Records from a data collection
--*--

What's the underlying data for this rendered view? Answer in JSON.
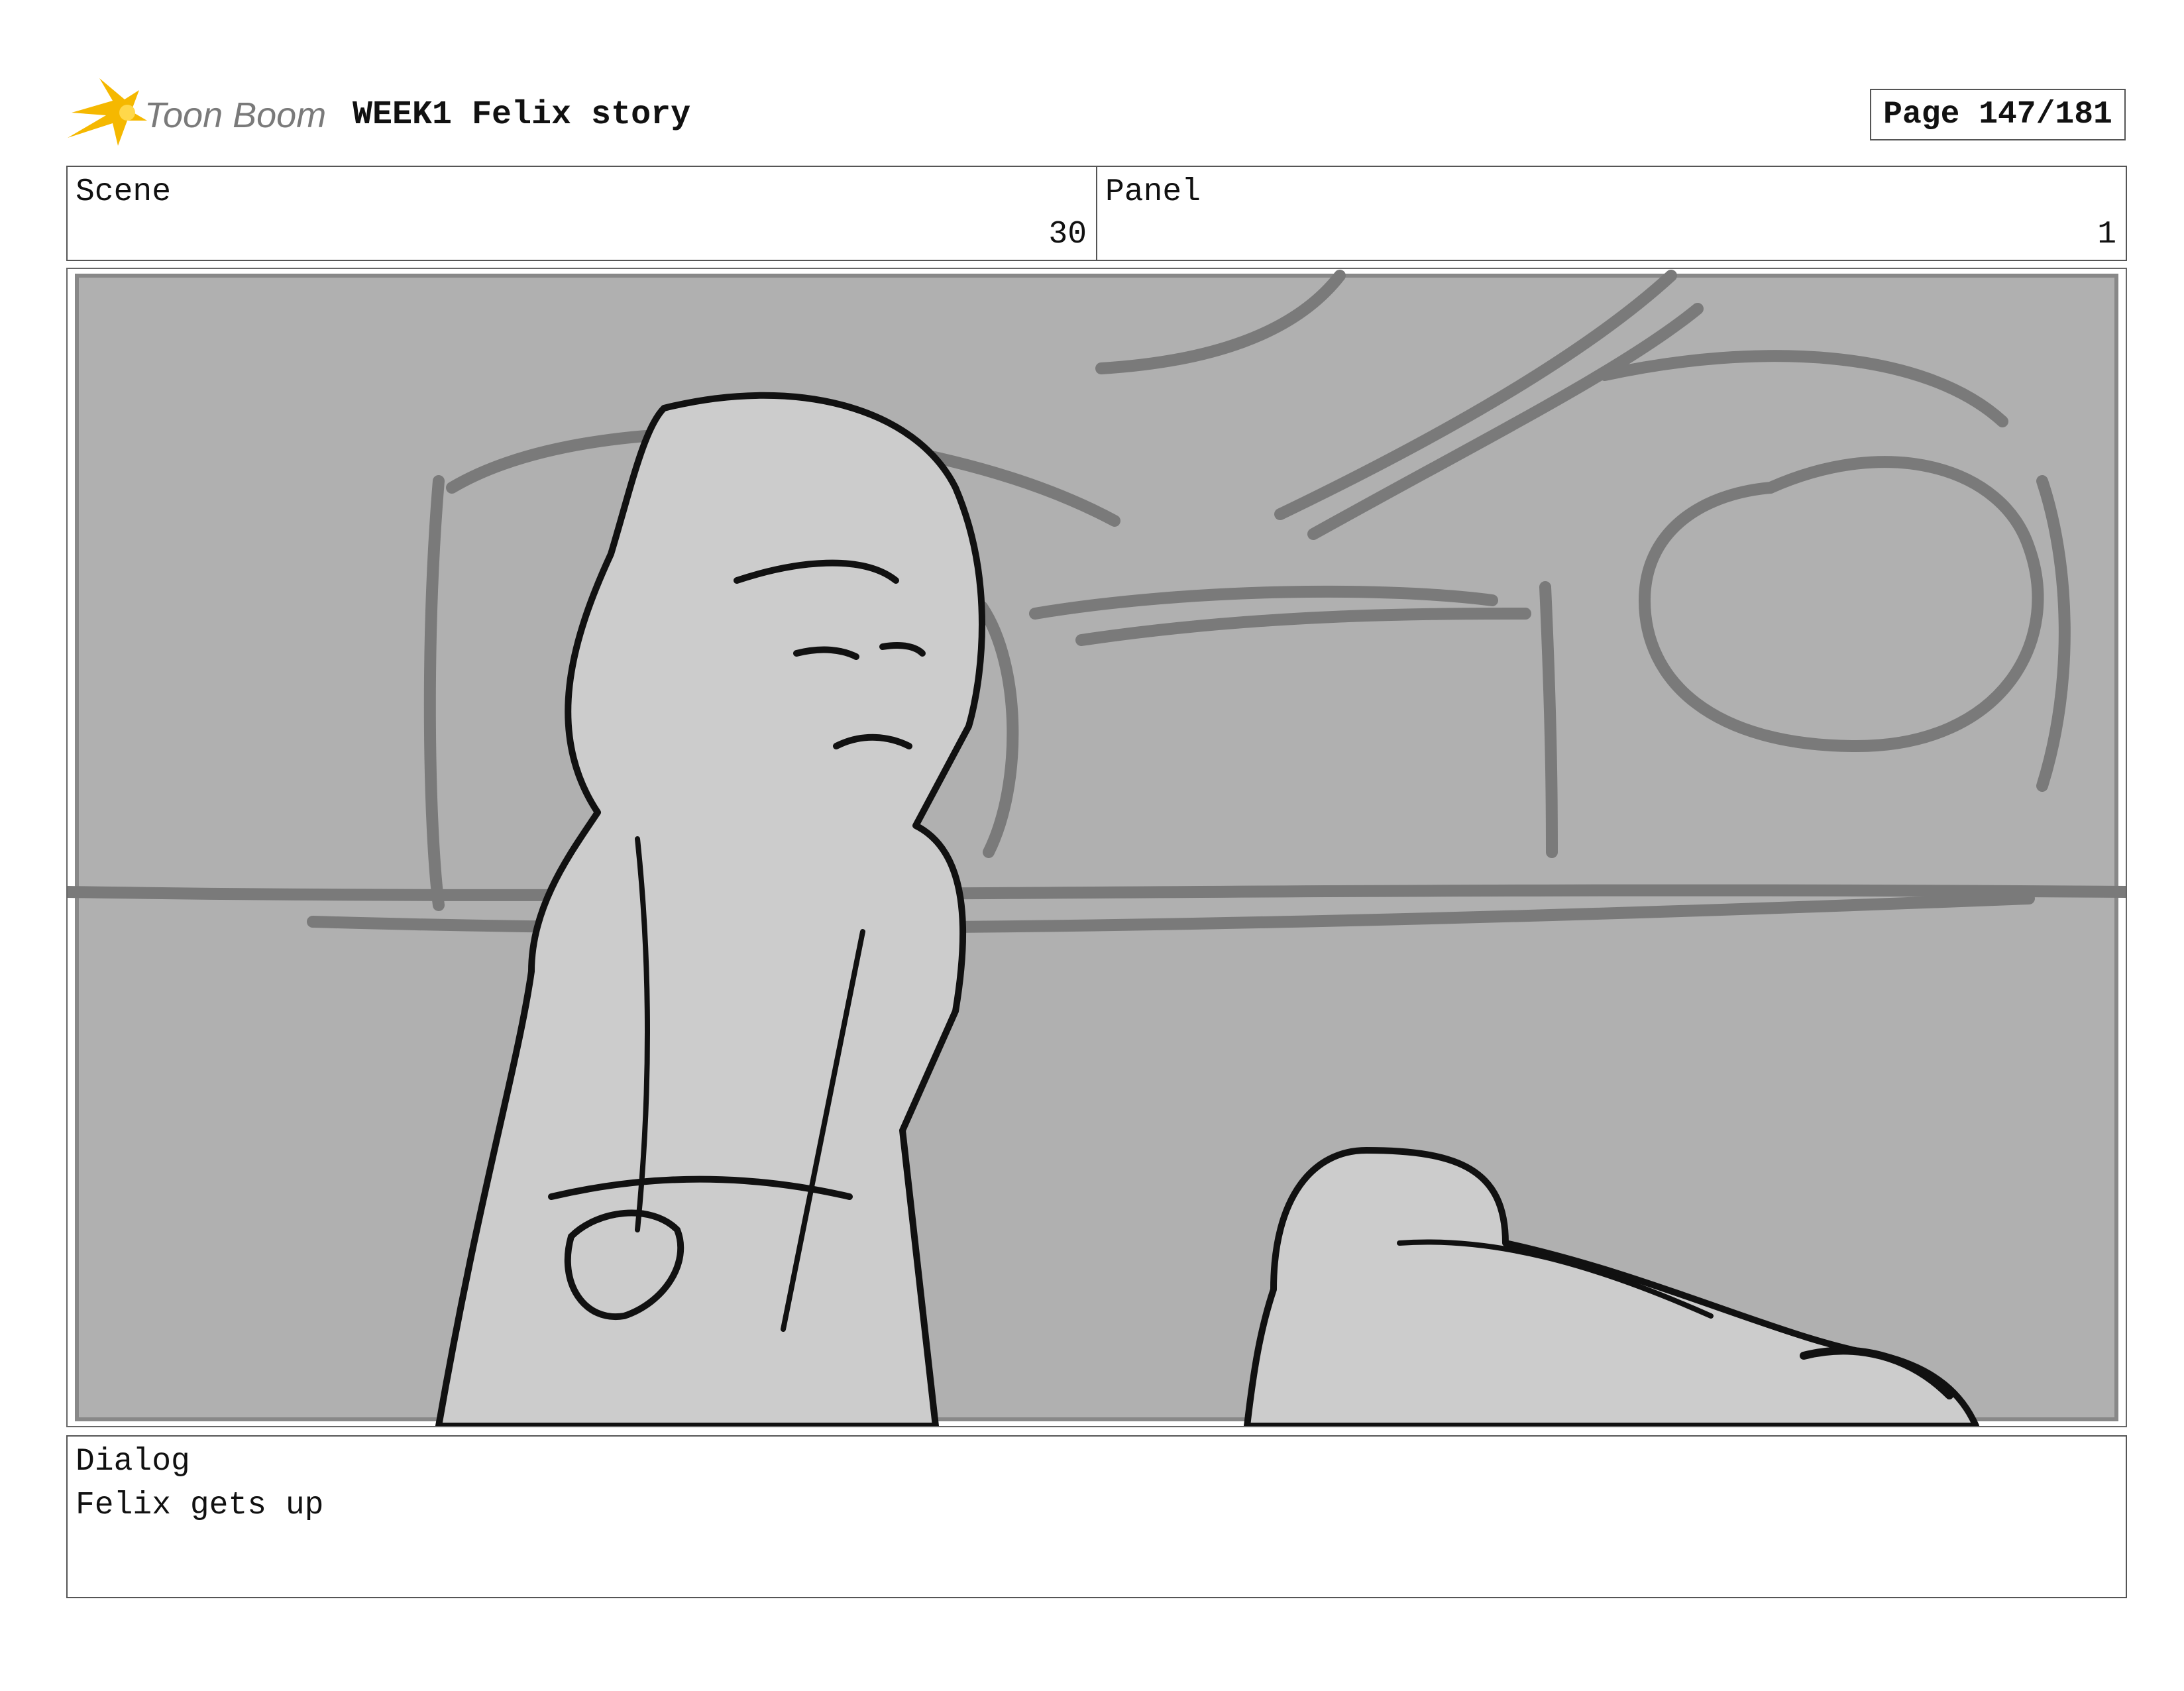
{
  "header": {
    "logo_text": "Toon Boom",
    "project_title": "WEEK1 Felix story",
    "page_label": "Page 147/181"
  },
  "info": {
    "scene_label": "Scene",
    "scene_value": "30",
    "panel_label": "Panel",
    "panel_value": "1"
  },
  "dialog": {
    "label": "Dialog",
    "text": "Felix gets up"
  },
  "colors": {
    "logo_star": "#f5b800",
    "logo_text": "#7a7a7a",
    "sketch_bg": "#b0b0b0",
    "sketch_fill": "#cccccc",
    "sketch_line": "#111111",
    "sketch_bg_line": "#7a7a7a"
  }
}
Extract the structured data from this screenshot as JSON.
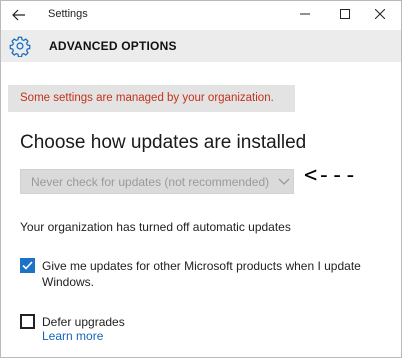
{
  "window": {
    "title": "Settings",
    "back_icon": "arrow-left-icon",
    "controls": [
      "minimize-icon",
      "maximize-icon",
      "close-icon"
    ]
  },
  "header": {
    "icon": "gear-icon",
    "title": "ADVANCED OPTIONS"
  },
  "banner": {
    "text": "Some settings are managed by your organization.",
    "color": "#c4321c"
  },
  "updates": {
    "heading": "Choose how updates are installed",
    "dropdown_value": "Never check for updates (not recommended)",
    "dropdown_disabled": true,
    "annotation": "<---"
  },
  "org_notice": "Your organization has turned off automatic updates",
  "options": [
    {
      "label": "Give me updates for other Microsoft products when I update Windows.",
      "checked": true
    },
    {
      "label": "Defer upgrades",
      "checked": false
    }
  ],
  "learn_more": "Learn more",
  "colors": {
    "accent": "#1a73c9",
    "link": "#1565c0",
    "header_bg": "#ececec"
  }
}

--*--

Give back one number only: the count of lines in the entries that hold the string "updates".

5